A recent study from the University College London and ICREA-University of Barcelona has found that specific virtual reality simulations can reduce the amount of self-critical behavior and therefore help to treat depression.
The study practiced the concept of embodiment. People were asked to comfort an upset child by saying anything they wanted to say. Then the roles were reversed. The patients became the child and heard their own words reflected back to them.

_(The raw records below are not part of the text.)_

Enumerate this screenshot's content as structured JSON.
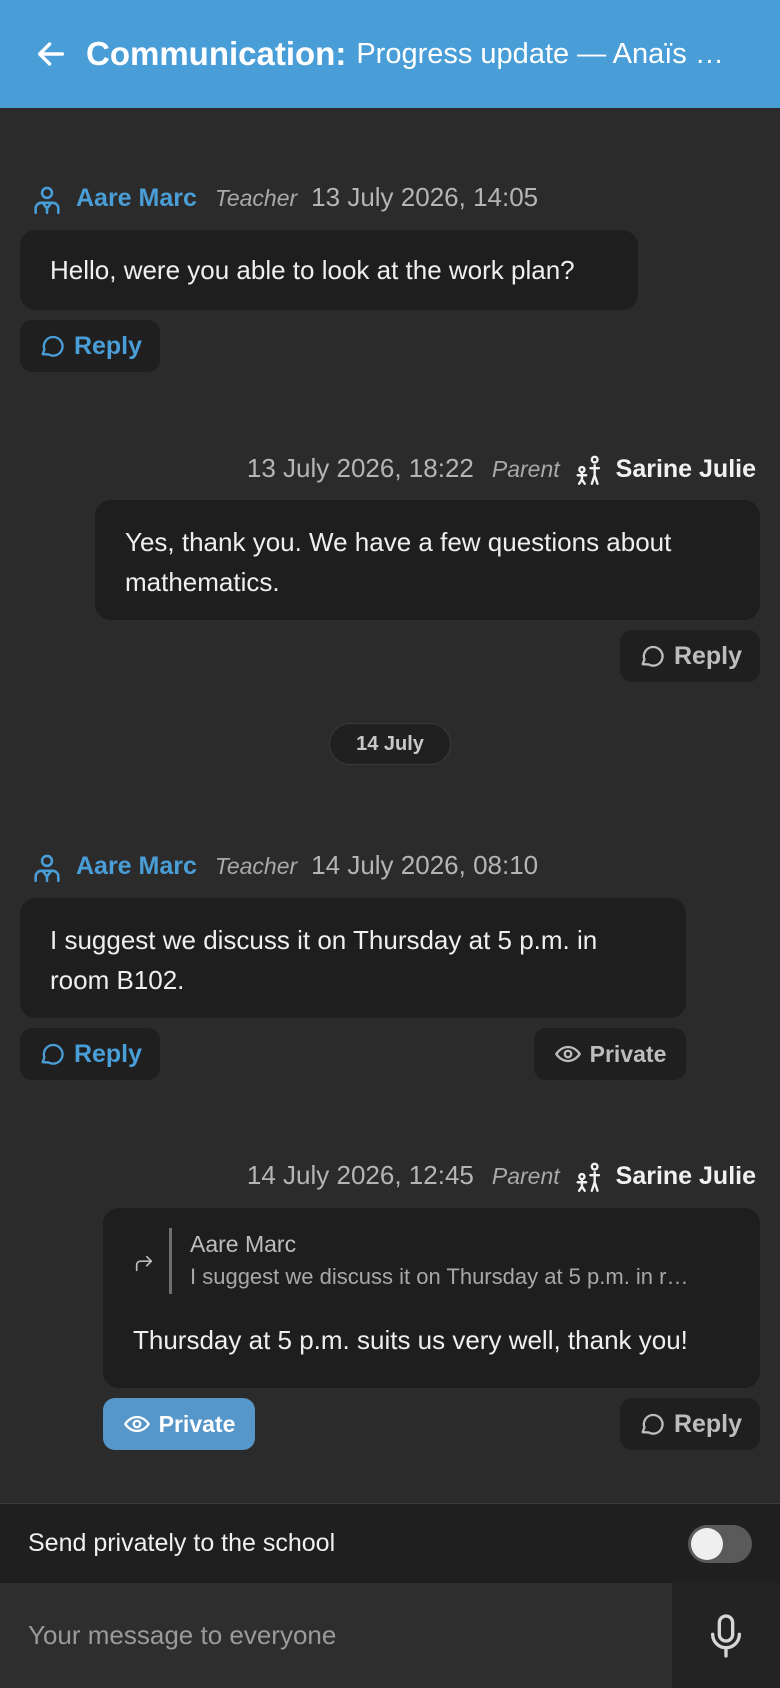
{
  "header": {
    "title": "Communication:",
    "subtitle": "Progress update — Anaïs …",
    "back_icon": "arrow-left-icon"
  },
  "messages": [
    {
      "author": "Aare Marc",
      "role": "Teacher",
      "date": "13 July 2026, 14:05",
      "text": "Hello, were you able to look at the work plan?",
      "reply_label": "Reply"
    },
    {
      "author": "Sarine Julie",
      "role": "Parent",
      "date": "13 July 2026, 18:22",
      "text": "Yes, thank you. We have a few questions about mathematics.",
      "reply_label": "Reply"
    },
    {
      "author": "Aare Marc",
      "role": "Teacher",
      "date": "14 July 2026, 08:10",
      "text": "I suggest we discuss it on Thursday at 5 p.m. in room B102.",
      "reply_label": "Reply",
      "private_label": "Private"
    },
    {
      "author": "Sarine Julie",
      "role": "Parent",
      "date": "14 July 2026, 12:45",
      "quote_author": "Aare Marc",
      "quote_text": "I suggest we discuss it on Thursday at 5 p.m. in r…",
      "text": "Thursday at 5 p.m. suits us very well, thank you!",
      "reply_label": "Reply",
      "private_label": "Private"
    }
  ],
  "date_separator": "14 July",
  "private_toggle": {
    "label": "Send privately to the school",
    "enabled": false
  },
  "composer": {
    "placeholder": "Your message to everyone",
    "mic_icon": "microphone-icon"
  },
  "colors": {
    "header": "#4a9ed8",
    "accent": "#4a9ed8",
    "background": "#2b2b2b",
    "bubble": "#1e1e1e",
    "private_active": "#5796c9"
  }
}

“People who struggle with anxiety and depression can be excessively self-critical when things go wrong in their lives,” explains study lead Professor Chris Brewin (UCL Clinical, Educational & Health Psychology). “In this study, by comforting the child and then hearing their own words back, patients are indirectly giving themselves compassion. The aim was to teach patients to be more compassionate towards themselves and less self-critical, and we saw promising results. A month after the study, several patients described how their experience had changed their response to real-life situations, in which they would previously have been self-critical.”
The study was conducted as a proof of concept using a small sample size of 15 participants. But the authors behind the study want to do testing on a larger sample size and the addition of a control group.
“If a substantial benefit is seen, then this therapy could have huge potential. The recent marketing of low-cost home virtual reality systems means that methods such as this could potentially be part of every home and be used on a widespread basis,” said co-author Professor Mel Slater (ICREA-University of Barcelona and UCL Computer Science).